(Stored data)
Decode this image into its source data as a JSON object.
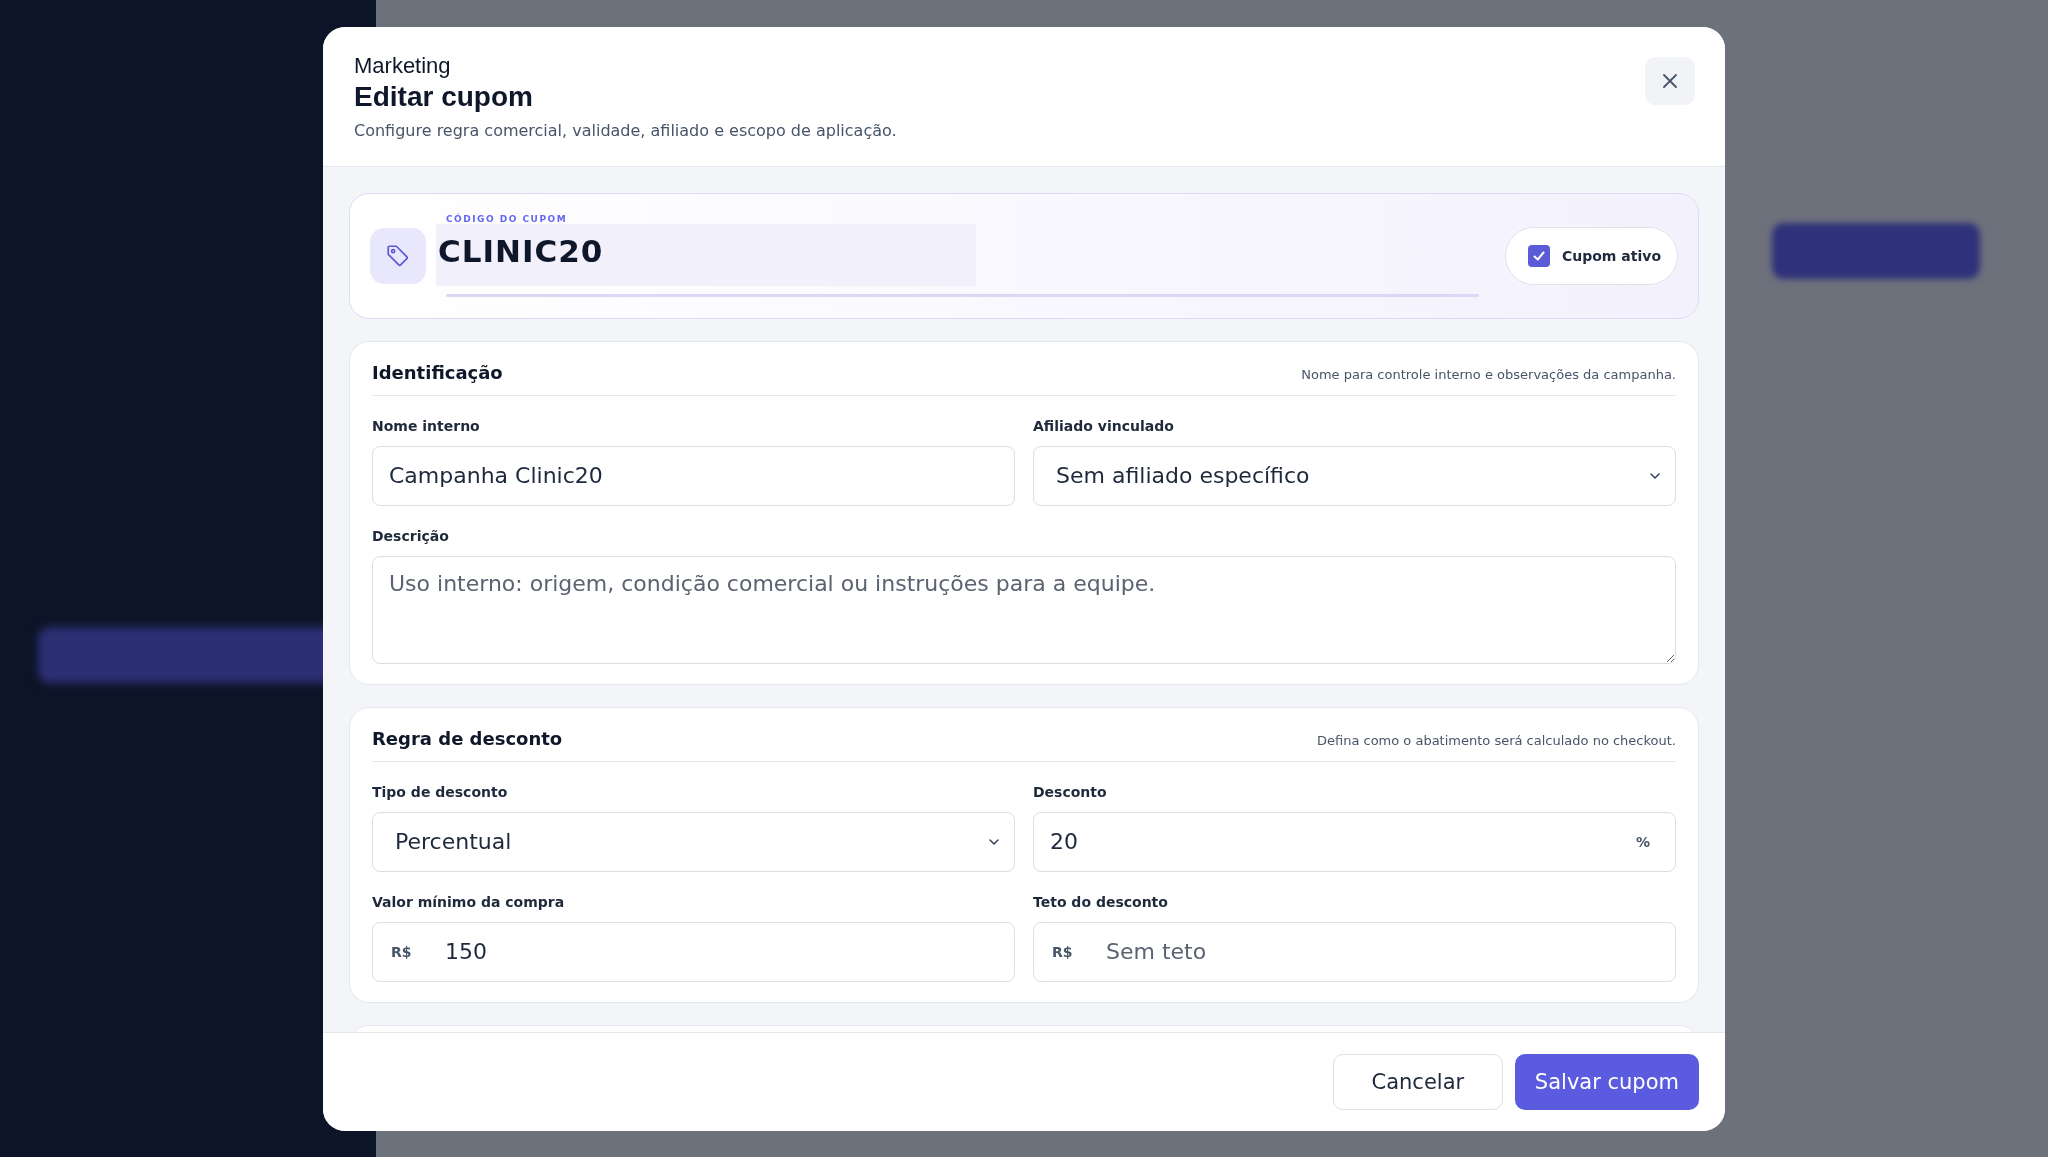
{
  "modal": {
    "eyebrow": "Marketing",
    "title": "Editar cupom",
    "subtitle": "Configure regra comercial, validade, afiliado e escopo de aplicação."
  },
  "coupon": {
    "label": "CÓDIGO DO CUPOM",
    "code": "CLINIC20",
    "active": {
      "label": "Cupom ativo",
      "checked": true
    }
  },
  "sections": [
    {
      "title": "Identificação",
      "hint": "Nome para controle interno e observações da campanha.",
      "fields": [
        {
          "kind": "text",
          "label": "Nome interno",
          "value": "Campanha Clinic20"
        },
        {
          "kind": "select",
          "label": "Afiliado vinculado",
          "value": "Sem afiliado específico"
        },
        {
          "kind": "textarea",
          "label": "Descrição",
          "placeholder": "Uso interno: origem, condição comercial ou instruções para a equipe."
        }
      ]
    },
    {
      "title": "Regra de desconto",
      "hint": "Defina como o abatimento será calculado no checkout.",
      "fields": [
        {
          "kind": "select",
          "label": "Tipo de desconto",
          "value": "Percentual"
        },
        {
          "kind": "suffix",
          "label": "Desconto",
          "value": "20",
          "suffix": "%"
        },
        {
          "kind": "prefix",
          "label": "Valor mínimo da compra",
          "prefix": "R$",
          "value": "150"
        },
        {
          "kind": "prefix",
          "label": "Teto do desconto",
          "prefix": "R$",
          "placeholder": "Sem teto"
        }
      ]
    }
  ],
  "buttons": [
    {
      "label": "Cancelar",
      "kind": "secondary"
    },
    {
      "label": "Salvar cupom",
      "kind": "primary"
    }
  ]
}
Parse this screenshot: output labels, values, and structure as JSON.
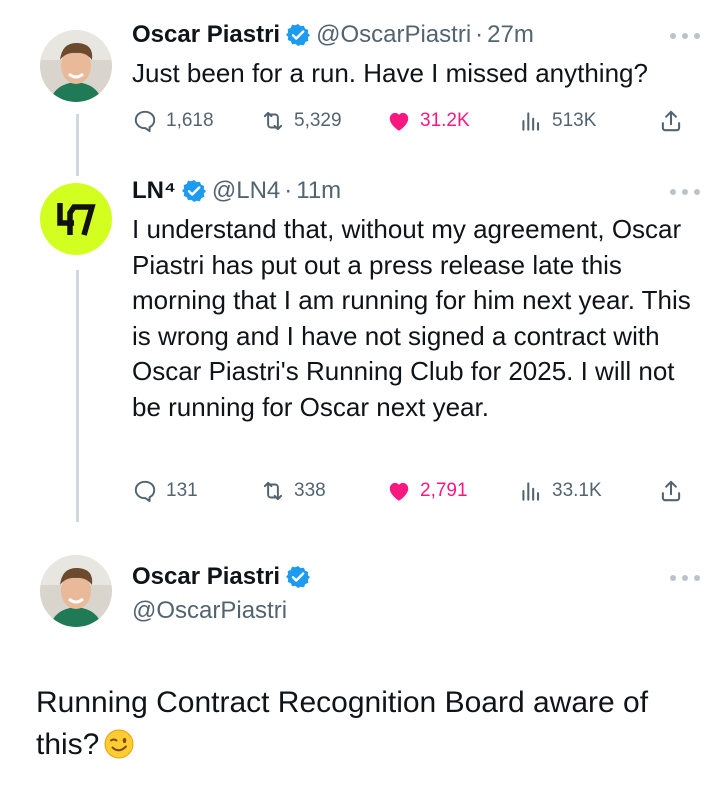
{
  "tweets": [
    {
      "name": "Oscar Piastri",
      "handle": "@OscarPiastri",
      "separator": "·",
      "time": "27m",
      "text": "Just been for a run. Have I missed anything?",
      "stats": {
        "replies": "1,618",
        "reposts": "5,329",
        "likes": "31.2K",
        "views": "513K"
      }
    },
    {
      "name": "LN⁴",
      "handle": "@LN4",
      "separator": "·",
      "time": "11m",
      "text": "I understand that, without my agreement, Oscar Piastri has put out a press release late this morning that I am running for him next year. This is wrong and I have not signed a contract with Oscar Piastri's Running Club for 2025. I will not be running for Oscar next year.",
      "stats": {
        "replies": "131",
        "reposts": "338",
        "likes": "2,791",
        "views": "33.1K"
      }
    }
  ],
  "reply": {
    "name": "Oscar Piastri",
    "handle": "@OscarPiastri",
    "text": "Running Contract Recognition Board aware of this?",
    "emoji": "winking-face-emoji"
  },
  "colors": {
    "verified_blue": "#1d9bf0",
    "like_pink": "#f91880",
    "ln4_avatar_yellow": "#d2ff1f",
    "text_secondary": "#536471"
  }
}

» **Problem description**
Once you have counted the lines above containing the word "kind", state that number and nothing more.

» **Written solution**
9